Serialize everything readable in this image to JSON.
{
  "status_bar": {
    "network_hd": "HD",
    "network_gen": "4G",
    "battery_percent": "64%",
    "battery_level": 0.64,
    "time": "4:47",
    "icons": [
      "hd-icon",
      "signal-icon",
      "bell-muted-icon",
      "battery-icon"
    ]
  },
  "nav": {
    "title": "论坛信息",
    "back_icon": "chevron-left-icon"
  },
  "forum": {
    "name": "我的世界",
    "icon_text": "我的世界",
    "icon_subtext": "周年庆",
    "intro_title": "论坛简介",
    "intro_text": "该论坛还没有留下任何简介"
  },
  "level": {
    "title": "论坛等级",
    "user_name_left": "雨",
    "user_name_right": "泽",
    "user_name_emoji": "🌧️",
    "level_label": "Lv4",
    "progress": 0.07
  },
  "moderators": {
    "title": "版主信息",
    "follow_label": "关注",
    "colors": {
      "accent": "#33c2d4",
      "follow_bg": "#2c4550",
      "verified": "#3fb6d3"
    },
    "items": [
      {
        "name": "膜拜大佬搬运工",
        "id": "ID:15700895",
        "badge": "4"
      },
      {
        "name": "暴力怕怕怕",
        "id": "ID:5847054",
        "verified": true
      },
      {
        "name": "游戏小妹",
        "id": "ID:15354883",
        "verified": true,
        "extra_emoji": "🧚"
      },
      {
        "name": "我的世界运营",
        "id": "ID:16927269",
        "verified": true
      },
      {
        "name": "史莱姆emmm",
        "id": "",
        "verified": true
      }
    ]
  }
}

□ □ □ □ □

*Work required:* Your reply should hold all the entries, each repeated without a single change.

*Expected answer:*
Serialize everything readable in this image to JSON.
{
  "status_bar": {
    "network_hd": "HD",
    "network_gen": "4G",
    "battery_percent": "64%",
    "battery_level": 0.64,
    "time": "4:47",
    "icons": [
      "hd-icon",
      "signal-icon",
      "bell-muted-icon",
      "battery-icon"
    ]
  },
  "nav": {
    "title": "论坛信息",
    "back_icon": "chevron-left-icon"
  },
  "forum": {
    "name": "我的世界",
    "icon_text": "我的世界",
    "icon_subtext": "周年庆",
    "intro_title": "论坛简介",
    "intro_text": "该论坛还没有留下任何简介"
  },
  "level": {
    "title": "论坛等级",
    "user_name_left": "雨",
    "user_name_right": "泽",
    "user_name_emoji": "🌧️",
    "level_label": "Lv4",
    "progress": 0.07
  },
  "moderators": {
    "title": "版主信息",
    "follow_label": "关注",
    "colors": {
      "accent": "#33c2d4",
      "follow_bg": "#2c4550",
      "verified": "#3fb6d3"
    },
    "items": [
      {
        "name": "膜拜大佬搬运工",
        "id": "ID:15700895",
        "badge": "4"
      },
      {
        "name": "暴力怕怕怕",
        "id": "ID:5847054",
        "verified": true
      },
      {
        "name": "游戏小妹",
        "id": "ID:15354883",
        "verified": true,
        "extra_emoji": "🧚"
      },
      {
        "name": "我的世界运营",
        "id": "ID:16927269",
        "verified": true
      },
      {
        "name": "史莱姆emmm",
        "id": "",
        "verified": true
      }
    ]
  }
}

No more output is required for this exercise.